- Is my training dynamic: A training environment that allows us to dynamically load multiple muscle systems to create powerful movement?
- Is my training multi-planar: A training approach that prepares us to optimally stabilize multiple muscle and joint systems in a 360 degree fashion?
- Is my training proprioceptively enriched: Training in an environment that teaches the Central Nervous System how to communicate more efficiently with the rest of the body?
- Is my training systematic: Training with a plan to get us from point A to point B?
- Is my training progressive: Basic conditioning and skill acquisition before advanced conditioning and skill execution? Slow and controlled to fast and chaotic.

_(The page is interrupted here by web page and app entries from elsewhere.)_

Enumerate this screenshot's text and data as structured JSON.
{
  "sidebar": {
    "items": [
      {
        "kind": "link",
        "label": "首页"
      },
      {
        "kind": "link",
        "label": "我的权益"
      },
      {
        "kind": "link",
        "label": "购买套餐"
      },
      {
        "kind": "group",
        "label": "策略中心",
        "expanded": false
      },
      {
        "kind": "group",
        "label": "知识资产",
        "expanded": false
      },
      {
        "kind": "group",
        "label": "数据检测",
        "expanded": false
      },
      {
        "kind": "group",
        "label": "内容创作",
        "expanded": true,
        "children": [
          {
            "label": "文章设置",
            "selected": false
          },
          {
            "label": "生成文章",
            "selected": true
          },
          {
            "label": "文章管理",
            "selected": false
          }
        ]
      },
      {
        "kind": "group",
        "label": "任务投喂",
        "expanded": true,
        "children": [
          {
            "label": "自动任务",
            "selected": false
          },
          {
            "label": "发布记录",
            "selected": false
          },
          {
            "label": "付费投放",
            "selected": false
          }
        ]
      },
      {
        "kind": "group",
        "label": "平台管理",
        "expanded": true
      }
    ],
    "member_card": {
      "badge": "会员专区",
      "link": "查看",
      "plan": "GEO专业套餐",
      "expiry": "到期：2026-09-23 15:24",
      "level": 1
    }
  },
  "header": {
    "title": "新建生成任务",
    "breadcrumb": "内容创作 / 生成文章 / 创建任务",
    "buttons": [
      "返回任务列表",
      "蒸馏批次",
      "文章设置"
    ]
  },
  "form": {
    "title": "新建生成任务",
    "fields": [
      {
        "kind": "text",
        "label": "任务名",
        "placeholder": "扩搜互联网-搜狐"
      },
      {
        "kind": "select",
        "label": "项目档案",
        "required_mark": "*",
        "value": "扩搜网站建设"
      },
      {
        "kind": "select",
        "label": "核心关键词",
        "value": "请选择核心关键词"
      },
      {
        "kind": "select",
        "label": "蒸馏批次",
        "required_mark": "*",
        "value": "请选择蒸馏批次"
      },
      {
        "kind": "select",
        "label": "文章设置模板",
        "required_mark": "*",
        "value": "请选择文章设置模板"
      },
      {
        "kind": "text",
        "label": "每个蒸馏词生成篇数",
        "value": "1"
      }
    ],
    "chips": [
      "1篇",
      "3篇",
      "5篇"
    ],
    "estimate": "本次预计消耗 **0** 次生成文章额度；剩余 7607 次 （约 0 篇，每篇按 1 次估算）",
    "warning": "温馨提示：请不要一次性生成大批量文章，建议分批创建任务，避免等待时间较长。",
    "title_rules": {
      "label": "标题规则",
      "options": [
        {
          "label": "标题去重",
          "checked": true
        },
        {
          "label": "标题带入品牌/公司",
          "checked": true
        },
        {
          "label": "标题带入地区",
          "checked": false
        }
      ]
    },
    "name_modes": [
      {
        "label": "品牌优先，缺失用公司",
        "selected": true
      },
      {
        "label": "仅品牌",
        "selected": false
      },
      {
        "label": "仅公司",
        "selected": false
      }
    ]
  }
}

- Is my training specific: Mimic the target activity? This includes all of the appropriate joints as well as the speed and amplitude of movements. The principle of specificity dictates that you “train like you play/live.”

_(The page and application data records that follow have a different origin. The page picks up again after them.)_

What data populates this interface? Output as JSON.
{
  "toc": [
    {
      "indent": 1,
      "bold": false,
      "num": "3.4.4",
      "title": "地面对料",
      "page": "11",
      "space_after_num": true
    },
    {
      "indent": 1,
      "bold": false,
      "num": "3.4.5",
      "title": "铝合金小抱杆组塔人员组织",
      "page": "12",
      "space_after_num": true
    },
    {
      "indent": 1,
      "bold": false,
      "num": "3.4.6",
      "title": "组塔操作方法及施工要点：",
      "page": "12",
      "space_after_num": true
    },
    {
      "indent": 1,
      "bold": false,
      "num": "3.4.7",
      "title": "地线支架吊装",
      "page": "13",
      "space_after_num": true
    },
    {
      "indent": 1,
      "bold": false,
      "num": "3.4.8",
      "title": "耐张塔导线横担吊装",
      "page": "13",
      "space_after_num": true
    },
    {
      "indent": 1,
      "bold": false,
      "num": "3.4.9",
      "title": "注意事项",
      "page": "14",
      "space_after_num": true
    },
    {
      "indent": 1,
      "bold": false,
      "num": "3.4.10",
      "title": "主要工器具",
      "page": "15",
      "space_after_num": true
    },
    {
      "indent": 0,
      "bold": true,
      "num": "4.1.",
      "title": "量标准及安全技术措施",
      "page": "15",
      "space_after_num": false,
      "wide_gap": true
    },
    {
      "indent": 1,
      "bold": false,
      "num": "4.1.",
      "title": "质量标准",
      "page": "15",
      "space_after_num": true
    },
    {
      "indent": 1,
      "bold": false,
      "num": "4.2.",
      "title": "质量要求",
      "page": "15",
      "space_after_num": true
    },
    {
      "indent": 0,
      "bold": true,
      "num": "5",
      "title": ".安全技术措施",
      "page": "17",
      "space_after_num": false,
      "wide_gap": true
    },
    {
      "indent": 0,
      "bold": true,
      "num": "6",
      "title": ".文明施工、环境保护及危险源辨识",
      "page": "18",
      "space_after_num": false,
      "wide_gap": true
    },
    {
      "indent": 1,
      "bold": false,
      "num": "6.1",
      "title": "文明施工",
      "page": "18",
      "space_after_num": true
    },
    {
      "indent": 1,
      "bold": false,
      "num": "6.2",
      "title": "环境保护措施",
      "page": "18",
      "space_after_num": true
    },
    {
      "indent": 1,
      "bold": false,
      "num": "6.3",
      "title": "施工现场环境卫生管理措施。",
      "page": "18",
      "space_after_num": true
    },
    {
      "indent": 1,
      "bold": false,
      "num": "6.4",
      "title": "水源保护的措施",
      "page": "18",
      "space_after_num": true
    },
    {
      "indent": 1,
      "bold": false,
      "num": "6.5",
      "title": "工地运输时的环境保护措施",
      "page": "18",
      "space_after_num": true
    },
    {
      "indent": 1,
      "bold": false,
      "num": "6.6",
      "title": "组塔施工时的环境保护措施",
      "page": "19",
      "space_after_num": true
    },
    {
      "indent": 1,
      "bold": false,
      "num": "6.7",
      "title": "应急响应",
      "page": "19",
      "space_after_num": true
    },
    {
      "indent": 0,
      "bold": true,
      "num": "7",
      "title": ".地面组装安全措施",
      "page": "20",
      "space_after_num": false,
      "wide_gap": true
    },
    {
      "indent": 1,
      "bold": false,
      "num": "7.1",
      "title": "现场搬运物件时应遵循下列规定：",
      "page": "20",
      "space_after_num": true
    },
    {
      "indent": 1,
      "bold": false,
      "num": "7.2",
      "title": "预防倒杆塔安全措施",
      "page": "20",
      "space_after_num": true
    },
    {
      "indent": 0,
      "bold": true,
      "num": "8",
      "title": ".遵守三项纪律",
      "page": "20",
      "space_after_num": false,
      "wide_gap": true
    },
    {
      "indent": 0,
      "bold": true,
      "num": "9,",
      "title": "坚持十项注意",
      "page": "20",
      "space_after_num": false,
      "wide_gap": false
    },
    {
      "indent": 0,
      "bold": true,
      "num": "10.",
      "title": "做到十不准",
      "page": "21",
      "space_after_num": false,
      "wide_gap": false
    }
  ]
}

If the answer is “yes” to all of the above questions, then we are well on our way to an effective functional strength training program. If the answer is “no,” then we need to come to some common ground. This means we have to make a paradigm shift. Let’s look at the past. Traditional strength training is usually performed along a single plane. This is where the fixed plane machines have become popular. The use of fixed plane machines further restricts the movement of the body the way it is designed and often puts us in a seated or lying position in an effort to isolate a muscle. On the other hand, stabilization limited training (SLT) is training that trains prime movers only to the strength that the stabilizing structures will support. This approach to training usually takes place in a standing position, engaging the entire kinetic chain and results in greater neuromuscular efficiency and therefore greater force transfer. Training with stability balls, bands, medicine balls, dumbbells and training in unstable training environment are some of the effective methods used to train the endurance athlete more functionally. This does not mean that strength training becomes a circus act. No! The risk versus benefit ratio must always be taken into account. We must always go back to our checklist and ask ourselves, "What is the reason for this exercise?"
The following exercises are an example of what functional strength training for the triathlete looks like.
|Diagonal Woodchop - 1
||Diagonal Woodchop - 2
|Single Leg Squat - 1
||Single Leg Squat - 2
|Single Leg Anterior Reach - 1
||Single Leg Anterior Reach - 2
As you can see, this is not your father's (or mother's) workout! The above exercises provide single leg power, stability and balance. They also train the core of the body to generate more force production through more efficient and economical movement, thereby transferring more power to the target activity.
This thought process highlights the need to re-evaluate current training methods. Use the FT checklist and ask the six questions to ensure that your endurance athletes’ strength training will be specific and effective. The inevitable outcome of using FT and working integrated movements, instead of isolated muscles, is optimal performance enhancement.